[TO DO]: Scan the data below and report how many lines include the word "number". Nothing else is wanted.

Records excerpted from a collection
+ + + +
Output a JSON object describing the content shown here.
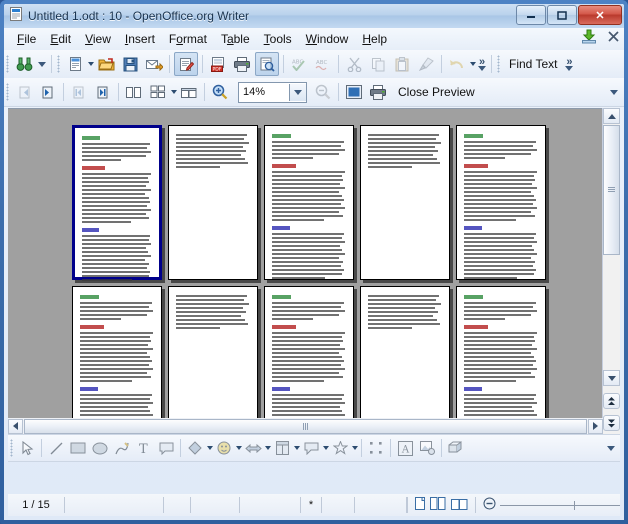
{
  "window": {
    "title": "Untitled 1.odt : 10 - OpenOffice.org Writer",
    "app_icon": "writer-document-icon",
    "controls": {
      "minimize": "–",
      "maximize": "❐",
      "close": "✕"
    }
  },
  "menubar": {
    "items": [
      {
        "label": "File",
        "accel": "F"
      },
      {
        "label": "Edit",
        "accel": "E"
      },
      {
        "label": "View",
        "accel": "V"
      },
      {
        "label": "Insert",
        "accel": "I"
      },
      {
        "label": "Format",
        "accel": "o"
      },
      {
        "label": "Table",
        "accel": "a"
      },
      {
        "label": "Tools",
        "accel": "T"
      },
      {
        "label": "Window",
        "accel": "W"
      },
      {
        "label": "Help",
        "accel": "H"
      }
    ],
    "right_icons": [
      "download-arrow-icon",
      "close-document-icon"
    ]
  },
  "toolbar_standard": {
    "buttons": [
      {
        "name": "find-replace-binoculars",
        "state": "enabled"
      },
      {
        "name": "new-document",
        "state": "enabled",
        "dropdown": true
      },
      {
        "name": "open-folder",
        "state": "enabled"
      },
      {
        "name": "save",
        "state": "enabled"
      },
      {
        "name": "email-document",
        "state": "enabled"
      },
      {
        "name": "edit-file",
        "state": "pressed"
      },
      {
        "name": "export-pdf",
        "state": "enabled"
      },
      {
        "name": "print",
        "state": "enabled"
      },
      {
        "name": "print-preview",
        "state": "pressed"
      },
      {
        "name": "spelling",
        "state": "disabled"
      },
      {
        "name": "autospellcheck",
        "state": "disabled"
      },
      {
        "name": "cut",
        "state": "disabled"
      },
      {
        "name": "copy",
        "state": "disabled"
      },
      {
        "name": "paste",
        "state": "disabled"
      },
      {
        "name": "clone-formatting",
        "state": "disabled"
      },
      {
        "name": "undo",
        "state": "disabled",
        "dropdown": true
      }
    ],
    "overflow": "»",
    "find_text_label": "Find Text",
    "find_overflow": "»"
  },
  "toolbar_preview": {
    "buttons": [
      {
        "name": "previous-page",
        "state": "disabled"
      },
      {
        "name": "next-page",
        "state": "enabled"
      },
      {
        "name": "first-page",
        "state": "disabled"
      },
      {
        "name": "last-page",
        "state": "enabled"
      },
      {
        "name": "two-pages-preview",
        "state": "enabled"
      },
      {
        "name": "multiple-pages-preview",
        "state": "enabled",
        "dropdown": true
      },
      {
        "name": "book-preview",
        "state": "enabled"
      },
      {
        "name": "zoom-in",
        "state": "enabled"
      },
      {
        "name": "zoom-out",
        "state": "disabled"
      },
      {
        "name": "full-screen",
        "state": "enabled"
      },
      {
        "name": "print-document",
        "state": "enabled"
      }
    ],
    "zoom_value": "14%",
    "close_preview_label": "Close Preview"
  },
  "preview": {
    "columns": 5,
    "rows": 2,
    "selected_page": 1,
    "pages": [
      {
        "number": 1,
        "selected": true,
        "layout": "content"
      },
      {
        "number": 2,
        "selected": false,
        "layout": "short"
      },
      {
        "number": 3,
        "selected": false,
        "layout": "content"
      },
      {
        "number": 4,
        "selected": false,
        "layout": "short"
      },
      {
        "number": 5,
        "selected": false,
        "layout": "content"
      },
      {
        "number": 6,
        "selected": false,
        "layout": "content"
      },
      {
        "number": 7,
        "selected": false,
        "layout": "short"
      },
      {
        "number": 8,
        "selected": false,
        "layout": "content"
      },
      {
        "number": 9,
        "selected": false,
        "layout": "short"
      },
      {
        "number": 10,
        "selected": false,
        "layout": "content"
      }
    ],
    "heading_colors": {
      "green": "#2e8b3d",
      "red": "#b32020",
      "blue": "#2a2ab0"
    },
    "canvas_color": "#a0a0a0",
    "selection_color": "#00008b"
  },
  "drawbar": {
    "buttons": [
      {
        "name": "select-arrow"
      },
      {
        "name": "line"
      },
      {
        "name": "rectangle"
      },
      {
        "name": "ellipse"
      },
      {
        "name": "freeform-line"
      },
      {
        "name": "text-box"
      },
      {
        "name": "callout"
      },
      {
        "name": "basic-shapes",
        "dropdown": true
      },
      {
        "name": "symbol-shapes",
        "dropdown": true
      },
      {
        "name": "block-arrows",
        "dropdown": true
      },
      {
        "name": "flowchart",
        "dropdown": true
      },
      {
        "name": "callout-shapes",
        "dropdown": true
      },
      {
        "name": "stars",
        "dropdown": true
      },
      {
        "name": "points"
      },
      {
        "name": "fontwork-gallery"
      },
      {
        "name": "from-file"
      },
      {
        "name": "extrusion-on-off"
      }
    ]
  },
  "statusbar": {
    "page_indicator": "1 / 15",
    "modified_indicator": "*",
    "view_layout_icons": [
      "single-page-view",
      "multi-page-view",
      "book-view"
    ],
    "zoom_minus": "⊖"
  }
}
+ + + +
[WRITTEN ANSWER]: 10